Strathclyde Pat 0141 427 3897
Lines are open 9.00am to 10.00pm or you can e-mail:- email@example.com
NHS Health Scotland have …
… most of them have received hepatitis B vaccine. There is a high prevalence of hepatitis B among gay men, so the hepatitis B vaccine is usually made available to them from a sexual health centre. You cannot contract hepatitis B from contaminated food or water and it cannot be spread casually in the workplace. If you are a health care worker with hepatitis B, you must discuss this with your occupational health department.
… Higgins Trust (THT) Scotland (formerly PHACE Scotland).
It is a postal service for gay and bisexual men living in Lanarkshire who require condoms and lubricant (lube) for anal sex. Free condoms and lube can be posted direct to your address in a discreet wrapper. The Get Rubbered Scheme provides an alternative to the C Card Scheme for men who have sex with men who may be concerned about identifying their sexual orientation when asking for strong condoms. The …
… people in the West of Scotland and there is still no cure for it. More heterosexual people than gay people are getting HIV, and a lot of those are younger people. If you are having penetrative sex, the only way to be sure of avoiding all these is to use a condom or a femidom, preferably with a water based lubricant to make sure it doesn’t burst. Most condoms fail because people aren’t using them properly or they are using the wrong kind of condom for the kind of sex they are …

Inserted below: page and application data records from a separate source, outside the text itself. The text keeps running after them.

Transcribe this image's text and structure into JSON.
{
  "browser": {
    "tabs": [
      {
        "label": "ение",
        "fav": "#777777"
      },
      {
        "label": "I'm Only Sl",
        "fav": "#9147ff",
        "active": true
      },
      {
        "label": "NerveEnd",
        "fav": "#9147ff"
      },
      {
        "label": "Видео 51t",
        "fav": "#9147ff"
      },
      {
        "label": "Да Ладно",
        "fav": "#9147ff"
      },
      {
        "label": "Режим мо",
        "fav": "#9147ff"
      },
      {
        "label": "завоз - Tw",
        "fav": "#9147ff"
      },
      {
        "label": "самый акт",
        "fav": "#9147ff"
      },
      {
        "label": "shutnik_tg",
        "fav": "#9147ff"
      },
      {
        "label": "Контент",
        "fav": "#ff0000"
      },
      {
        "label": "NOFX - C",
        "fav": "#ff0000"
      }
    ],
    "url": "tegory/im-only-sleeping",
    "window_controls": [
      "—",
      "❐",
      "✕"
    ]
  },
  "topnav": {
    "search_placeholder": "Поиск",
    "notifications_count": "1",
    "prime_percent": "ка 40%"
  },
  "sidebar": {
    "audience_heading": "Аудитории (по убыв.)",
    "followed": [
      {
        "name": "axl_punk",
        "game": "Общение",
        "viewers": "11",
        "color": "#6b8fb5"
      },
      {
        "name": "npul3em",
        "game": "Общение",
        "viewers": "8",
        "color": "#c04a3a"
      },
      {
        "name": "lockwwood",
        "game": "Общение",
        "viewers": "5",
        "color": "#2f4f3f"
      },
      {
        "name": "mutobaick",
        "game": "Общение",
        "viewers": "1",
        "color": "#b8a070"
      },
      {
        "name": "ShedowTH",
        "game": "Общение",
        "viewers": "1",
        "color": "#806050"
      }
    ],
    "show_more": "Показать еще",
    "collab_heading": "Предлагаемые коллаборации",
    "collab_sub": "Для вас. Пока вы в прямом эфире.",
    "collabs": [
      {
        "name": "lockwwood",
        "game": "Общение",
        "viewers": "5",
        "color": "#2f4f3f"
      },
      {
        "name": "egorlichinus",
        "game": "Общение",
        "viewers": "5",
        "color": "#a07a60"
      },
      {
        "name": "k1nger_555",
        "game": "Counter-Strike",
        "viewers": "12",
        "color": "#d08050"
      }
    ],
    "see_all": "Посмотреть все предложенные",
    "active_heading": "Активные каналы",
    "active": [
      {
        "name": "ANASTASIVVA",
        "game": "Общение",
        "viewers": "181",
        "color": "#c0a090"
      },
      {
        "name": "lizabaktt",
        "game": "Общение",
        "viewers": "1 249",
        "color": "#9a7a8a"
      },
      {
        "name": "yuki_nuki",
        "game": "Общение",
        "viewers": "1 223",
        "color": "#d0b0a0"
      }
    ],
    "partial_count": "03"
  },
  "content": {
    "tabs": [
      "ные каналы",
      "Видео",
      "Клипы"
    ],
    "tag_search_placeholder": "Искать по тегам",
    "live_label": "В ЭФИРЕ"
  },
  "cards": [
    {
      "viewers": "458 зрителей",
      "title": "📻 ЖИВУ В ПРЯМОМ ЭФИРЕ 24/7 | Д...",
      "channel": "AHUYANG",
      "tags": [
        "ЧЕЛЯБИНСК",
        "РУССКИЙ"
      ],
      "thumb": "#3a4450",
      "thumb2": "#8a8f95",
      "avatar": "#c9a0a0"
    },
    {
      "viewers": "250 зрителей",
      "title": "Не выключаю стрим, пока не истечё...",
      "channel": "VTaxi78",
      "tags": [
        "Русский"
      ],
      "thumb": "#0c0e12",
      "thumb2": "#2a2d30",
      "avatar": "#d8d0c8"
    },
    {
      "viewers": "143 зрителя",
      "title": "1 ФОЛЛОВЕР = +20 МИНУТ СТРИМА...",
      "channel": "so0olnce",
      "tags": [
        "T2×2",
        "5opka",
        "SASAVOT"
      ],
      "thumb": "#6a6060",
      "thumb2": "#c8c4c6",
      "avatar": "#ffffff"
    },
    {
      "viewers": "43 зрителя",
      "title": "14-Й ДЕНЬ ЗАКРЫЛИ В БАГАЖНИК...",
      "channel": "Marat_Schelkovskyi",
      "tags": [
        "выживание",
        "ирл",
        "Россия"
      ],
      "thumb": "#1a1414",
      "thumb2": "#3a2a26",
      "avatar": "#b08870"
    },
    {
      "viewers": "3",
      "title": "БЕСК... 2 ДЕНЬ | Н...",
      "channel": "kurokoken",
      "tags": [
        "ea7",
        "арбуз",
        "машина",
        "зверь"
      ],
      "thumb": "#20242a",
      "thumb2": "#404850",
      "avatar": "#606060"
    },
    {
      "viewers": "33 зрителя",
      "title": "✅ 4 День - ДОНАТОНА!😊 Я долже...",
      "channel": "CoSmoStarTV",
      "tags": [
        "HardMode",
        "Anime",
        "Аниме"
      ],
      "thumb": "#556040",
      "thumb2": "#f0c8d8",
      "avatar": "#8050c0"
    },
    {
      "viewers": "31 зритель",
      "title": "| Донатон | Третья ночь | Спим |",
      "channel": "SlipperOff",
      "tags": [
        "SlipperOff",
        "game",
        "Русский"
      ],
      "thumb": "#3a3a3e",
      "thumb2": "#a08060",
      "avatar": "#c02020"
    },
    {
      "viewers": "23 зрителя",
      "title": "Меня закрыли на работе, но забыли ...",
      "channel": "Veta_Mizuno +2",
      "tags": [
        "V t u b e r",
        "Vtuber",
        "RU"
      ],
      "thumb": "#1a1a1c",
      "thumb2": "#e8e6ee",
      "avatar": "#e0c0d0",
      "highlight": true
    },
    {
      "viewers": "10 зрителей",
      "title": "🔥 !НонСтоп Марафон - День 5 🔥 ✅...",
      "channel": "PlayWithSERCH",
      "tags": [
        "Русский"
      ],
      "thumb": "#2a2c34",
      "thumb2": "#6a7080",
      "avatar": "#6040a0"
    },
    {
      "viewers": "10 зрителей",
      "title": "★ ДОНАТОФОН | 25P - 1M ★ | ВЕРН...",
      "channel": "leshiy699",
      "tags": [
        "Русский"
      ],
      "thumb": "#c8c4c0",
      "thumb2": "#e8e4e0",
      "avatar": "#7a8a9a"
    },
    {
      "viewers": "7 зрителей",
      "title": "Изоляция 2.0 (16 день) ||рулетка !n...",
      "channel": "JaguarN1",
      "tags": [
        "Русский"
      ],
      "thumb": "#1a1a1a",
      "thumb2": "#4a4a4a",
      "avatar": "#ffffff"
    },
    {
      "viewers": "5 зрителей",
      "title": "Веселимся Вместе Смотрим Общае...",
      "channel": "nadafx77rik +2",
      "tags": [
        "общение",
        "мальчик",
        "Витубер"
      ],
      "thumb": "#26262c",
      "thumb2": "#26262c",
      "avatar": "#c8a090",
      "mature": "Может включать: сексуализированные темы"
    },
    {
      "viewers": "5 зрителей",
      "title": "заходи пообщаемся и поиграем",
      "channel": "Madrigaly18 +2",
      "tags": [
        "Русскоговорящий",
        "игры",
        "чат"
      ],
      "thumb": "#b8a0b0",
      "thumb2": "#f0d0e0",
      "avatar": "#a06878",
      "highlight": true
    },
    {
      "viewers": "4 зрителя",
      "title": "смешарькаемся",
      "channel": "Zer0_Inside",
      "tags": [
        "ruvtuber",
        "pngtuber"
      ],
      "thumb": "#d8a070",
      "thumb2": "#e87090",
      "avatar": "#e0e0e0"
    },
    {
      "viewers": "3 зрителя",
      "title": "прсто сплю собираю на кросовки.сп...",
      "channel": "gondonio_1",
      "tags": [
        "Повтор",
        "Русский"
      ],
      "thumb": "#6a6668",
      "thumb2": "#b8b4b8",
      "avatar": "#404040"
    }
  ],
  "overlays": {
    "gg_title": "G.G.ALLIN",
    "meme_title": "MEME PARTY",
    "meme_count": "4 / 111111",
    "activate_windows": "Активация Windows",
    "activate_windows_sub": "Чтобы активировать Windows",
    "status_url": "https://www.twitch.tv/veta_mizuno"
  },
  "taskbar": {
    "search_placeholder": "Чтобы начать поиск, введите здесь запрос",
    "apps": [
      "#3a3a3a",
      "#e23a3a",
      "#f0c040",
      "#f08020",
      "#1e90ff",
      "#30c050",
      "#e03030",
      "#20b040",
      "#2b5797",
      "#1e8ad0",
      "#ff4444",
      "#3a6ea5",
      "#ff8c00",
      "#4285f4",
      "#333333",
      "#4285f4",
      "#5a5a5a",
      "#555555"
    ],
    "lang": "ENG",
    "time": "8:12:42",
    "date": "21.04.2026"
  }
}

… have launched a helpline which will provide information and emotional support for lesbian, gay, bisexual and transgender people and their families, friends and supporters across Scotland. The helpline is open every Tuesday and Wednesday from 12 noon to 9.00 p.m., please call: 0300 123 2523. You can also visit their website: www.lgbthealth.org.uk
… Unfortunately anger, abuse and violence in various forms are still directed at lesbian, gay and bisexual people, transgender people can experience ‘transphobia’. This is known as homophobic crime.
Some police forces are more advanced in their recognition and treatment of homophobic crime.
Police Scotland have set up a reporting scheme where homophobic crime can be reported. Officers are trained to acknowledge homophobic incidents such as verbal abuse, assault or …
… The important thing to remember is that you have choices, perhaps more than people who are gay, lesbian and bisexual, even so, you can face pressure from society to conform to the heterosexual norm.
You might not want to. It is important to work out what is right for you.
People who are gay or lesbian are attracted to people the same sex as themselves
Gay men are attracted to other men
Lesbians or ‘gay women’ are attracted to other women
Society seems to expect people to be heterosexual despite the fact that statistically 5-10 people in 100 will be gay, lesbian or bisexual. That means there are possibly half a million gay, lesbian and bisexual people …
… simply means that they have a broader range of people to be attracted to!
Unfortunately, like gay people, they can experience prejudice and discrimination and not only from heterosexual people but from gay people as well.
It is important to remember that all states of attraction are valid and as a society we should welcome all diversities of attraction equally.
The LGBT Centre for Health and Wellbeing have launched a helpline which will provide information and emotional support …
There are lots of people who don’t think of themselves as being gay, lesbian or bisexual, who are sometimes attracted to people of the same sex , or perhaps just one person of the same sex.
Whatever you choose to call yourself all these feelings are normal and healthy. It’s worth mentioning that these feelings sometimes change at different times in your life. Some people don’t realise they are gay, lesbian or bisexual until they are much …
… sex is surprisingly common among men and women, and is not confined simply to stereotypical “ gay ” sex. One recent survey revealed that anal sex is part of 15% of heterosexual couples sex lives. It is used routinely for the pleasure to be derived from the stimulation, as part of sexual experimentation, or where vaginal penetrative sex is unsatisfactory to either partner. It has even been used as an alternative to vaginal sex to prevent conception.
The anus may be stimulated …